▶ **WHAT TO WORK ON**: From the line containing "Decode this image" to the last line of the records below, repeat every line exactly and add nothing else.

───── LISTED ENTRIES ─────

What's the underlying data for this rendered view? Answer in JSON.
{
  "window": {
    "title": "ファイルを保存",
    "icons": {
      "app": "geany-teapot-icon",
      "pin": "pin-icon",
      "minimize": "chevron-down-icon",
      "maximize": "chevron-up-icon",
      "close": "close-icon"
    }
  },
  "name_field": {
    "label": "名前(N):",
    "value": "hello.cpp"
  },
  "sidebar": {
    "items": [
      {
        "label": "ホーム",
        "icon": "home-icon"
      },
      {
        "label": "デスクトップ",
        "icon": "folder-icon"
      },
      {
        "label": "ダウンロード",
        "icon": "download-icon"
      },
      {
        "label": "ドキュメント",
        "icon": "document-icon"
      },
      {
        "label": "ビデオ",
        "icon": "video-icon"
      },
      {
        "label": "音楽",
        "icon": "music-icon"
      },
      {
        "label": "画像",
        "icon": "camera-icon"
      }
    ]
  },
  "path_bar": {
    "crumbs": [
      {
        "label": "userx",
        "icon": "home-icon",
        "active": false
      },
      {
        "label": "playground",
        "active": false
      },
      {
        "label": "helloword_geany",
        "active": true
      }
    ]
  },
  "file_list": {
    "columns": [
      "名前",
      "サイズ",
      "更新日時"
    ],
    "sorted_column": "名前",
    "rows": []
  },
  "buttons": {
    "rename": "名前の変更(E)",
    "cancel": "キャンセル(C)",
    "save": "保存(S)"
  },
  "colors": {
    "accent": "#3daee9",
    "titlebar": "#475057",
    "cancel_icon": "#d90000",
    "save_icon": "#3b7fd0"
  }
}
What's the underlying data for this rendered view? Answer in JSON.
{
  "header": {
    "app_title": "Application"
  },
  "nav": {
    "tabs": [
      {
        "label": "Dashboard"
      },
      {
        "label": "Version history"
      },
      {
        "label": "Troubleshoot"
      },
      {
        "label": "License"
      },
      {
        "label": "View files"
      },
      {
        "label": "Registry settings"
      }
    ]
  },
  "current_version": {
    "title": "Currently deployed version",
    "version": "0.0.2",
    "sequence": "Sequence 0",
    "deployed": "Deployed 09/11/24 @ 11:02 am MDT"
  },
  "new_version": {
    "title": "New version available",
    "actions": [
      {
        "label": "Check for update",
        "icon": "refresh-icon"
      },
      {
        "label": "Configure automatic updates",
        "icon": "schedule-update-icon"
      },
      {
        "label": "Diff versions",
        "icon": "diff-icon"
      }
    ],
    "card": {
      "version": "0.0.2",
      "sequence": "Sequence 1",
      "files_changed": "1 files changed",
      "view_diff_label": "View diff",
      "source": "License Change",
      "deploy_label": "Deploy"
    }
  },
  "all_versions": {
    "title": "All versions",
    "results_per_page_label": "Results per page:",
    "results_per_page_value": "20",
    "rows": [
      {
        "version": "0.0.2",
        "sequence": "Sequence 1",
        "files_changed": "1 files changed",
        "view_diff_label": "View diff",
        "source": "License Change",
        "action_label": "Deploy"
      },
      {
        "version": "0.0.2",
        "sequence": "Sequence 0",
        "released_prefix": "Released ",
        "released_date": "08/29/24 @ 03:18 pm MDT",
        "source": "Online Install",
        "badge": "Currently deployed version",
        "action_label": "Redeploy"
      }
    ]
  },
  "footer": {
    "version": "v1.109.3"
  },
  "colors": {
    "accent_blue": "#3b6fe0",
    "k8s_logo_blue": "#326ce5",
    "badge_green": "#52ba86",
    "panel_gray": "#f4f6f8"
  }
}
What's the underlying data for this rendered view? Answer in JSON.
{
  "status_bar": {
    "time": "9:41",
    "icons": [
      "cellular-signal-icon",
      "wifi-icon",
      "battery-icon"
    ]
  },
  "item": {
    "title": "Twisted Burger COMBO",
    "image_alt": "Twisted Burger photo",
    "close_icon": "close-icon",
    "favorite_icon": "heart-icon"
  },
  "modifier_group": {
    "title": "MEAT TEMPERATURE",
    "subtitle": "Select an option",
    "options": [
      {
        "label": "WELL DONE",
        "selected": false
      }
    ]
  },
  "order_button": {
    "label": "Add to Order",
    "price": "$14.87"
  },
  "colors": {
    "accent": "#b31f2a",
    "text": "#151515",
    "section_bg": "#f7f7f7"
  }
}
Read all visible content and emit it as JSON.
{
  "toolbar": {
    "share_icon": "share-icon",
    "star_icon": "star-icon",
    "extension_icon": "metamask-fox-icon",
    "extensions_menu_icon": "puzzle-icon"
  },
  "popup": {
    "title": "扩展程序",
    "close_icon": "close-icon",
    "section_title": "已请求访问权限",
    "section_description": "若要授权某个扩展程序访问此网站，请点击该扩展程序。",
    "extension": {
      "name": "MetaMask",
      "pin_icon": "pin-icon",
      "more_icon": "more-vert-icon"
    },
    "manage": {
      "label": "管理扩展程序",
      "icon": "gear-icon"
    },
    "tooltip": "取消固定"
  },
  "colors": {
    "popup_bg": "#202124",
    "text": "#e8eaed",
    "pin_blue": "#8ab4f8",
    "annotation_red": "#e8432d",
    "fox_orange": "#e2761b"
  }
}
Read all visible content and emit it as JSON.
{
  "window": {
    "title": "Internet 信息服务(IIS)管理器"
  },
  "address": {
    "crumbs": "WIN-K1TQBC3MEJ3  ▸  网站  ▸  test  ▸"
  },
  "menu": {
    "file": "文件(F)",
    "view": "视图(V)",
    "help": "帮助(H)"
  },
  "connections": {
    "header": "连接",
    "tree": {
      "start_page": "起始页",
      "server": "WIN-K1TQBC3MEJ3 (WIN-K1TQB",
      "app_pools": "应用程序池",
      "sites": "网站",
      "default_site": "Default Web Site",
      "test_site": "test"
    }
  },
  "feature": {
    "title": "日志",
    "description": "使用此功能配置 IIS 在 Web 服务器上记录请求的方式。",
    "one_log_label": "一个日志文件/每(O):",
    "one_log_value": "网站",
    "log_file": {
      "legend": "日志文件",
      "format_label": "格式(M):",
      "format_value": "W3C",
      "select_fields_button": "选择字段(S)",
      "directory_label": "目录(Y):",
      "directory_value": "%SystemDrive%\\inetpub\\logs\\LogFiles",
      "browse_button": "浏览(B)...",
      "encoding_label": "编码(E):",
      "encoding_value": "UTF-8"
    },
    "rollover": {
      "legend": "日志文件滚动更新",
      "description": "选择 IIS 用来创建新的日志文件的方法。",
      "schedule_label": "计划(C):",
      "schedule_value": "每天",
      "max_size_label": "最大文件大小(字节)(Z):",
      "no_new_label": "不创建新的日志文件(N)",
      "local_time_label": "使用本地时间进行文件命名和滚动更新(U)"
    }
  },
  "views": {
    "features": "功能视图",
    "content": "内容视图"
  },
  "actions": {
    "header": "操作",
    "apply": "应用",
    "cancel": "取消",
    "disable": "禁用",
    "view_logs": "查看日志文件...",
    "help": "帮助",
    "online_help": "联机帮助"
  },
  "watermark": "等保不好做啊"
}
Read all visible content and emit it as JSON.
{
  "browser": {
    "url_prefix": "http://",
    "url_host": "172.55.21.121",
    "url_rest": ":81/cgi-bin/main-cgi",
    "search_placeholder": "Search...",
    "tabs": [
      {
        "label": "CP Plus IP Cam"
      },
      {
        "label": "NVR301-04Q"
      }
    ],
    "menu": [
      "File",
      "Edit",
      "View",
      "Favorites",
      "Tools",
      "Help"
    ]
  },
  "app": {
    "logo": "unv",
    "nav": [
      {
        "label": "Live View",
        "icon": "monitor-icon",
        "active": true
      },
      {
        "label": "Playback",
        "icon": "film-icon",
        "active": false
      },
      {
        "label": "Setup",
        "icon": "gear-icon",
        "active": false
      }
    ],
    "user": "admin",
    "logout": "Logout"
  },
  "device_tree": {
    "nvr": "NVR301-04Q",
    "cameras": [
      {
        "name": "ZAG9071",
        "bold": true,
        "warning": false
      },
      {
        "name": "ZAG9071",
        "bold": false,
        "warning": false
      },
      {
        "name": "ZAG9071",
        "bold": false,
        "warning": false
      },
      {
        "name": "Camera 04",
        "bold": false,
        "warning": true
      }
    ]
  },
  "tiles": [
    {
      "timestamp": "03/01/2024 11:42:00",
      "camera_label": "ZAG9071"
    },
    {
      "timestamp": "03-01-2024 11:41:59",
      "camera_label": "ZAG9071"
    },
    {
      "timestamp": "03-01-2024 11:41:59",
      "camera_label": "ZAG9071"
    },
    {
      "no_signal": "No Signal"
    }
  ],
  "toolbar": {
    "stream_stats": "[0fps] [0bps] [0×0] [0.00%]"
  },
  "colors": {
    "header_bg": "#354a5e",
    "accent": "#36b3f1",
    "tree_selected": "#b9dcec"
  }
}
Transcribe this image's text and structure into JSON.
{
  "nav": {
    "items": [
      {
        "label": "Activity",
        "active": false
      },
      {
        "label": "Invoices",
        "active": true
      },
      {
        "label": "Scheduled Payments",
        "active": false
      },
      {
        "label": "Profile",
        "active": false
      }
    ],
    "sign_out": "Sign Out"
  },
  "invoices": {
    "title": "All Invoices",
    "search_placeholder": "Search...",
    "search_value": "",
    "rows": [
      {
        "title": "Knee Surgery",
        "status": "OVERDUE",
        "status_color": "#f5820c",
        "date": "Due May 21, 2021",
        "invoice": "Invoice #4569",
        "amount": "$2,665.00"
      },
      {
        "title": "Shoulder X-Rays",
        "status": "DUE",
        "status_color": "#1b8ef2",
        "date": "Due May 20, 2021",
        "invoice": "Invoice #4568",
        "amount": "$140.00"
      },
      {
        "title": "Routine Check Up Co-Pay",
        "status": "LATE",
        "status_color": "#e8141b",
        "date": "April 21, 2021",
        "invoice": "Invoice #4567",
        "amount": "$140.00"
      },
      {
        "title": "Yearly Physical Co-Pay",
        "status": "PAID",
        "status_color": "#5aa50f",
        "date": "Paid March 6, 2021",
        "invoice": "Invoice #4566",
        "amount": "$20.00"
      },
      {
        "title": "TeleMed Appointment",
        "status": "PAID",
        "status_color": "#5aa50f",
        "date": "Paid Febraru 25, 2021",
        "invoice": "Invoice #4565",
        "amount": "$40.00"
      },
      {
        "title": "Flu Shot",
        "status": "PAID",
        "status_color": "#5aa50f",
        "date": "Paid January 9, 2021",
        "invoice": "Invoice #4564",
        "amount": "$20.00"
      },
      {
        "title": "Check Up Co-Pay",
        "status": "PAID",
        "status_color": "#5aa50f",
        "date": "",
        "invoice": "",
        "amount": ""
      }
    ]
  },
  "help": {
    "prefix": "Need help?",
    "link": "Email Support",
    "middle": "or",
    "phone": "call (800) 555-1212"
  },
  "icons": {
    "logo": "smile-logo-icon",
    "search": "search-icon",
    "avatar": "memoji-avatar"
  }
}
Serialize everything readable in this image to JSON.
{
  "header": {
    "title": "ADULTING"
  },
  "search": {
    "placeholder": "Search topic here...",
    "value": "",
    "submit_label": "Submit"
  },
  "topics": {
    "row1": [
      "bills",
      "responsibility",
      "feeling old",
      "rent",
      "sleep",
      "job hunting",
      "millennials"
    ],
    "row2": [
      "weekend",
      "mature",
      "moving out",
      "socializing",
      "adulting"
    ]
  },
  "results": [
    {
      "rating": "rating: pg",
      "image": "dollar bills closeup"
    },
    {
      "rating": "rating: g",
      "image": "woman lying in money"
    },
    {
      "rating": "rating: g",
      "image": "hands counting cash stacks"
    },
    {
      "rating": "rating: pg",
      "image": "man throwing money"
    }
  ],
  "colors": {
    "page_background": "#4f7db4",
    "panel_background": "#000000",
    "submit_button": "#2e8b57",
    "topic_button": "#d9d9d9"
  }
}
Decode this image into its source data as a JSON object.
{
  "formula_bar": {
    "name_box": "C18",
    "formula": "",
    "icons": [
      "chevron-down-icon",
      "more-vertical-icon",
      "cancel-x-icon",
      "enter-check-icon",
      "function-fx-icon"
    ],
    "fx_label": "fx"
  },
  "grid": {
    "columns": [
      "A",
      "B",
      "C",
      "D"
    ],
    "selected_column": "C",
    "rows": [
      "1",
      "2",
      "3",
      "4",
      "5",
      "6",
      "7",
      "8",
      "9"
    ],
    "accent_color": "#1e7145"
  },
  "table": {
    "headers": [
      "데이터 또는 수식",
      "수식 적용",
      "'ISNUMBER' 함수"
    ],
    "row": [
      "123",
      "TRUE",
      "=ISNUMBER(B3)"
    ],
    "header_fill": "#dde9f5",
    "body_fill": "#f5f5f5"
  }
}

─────

▶ **TASK OUTPUT**:
Decode this image into its source data as a JSON object.
{
  "formula_bar": {
    "name_box": "C18",
    "formula": "",
    "icons": [
      "chevron-down-icon",
      "more-vertical-icon",
      "cancel-x-icon",
      "enter-check-icon",
      "function-fx-icon"
    ],
    "fx_label": "fx"
  },
  "grid": {
    "columns": [
      "A",
      "B",
      "C",
      "D"
    ],
    "selected_column": "C",
    "rows": [
      "1",
      "2",
      "3",
      "4",
      "5",
      "6",
      "7",
      "8",
      "9"
    ],
    "accent_color": "#1e7145"
  },
  "table": {
    "headers": [
      "데이터 또는 수식",
      "수식 적용",
      "'ISNUMBER' 함수"
    ],
    "row": [
      "123",
      "TRUE",
      "=ISNUMBER(B3)"
    ],
    "header_fill": "#dde9f5",
    "body_fill": "#f5f5f5"
  }
}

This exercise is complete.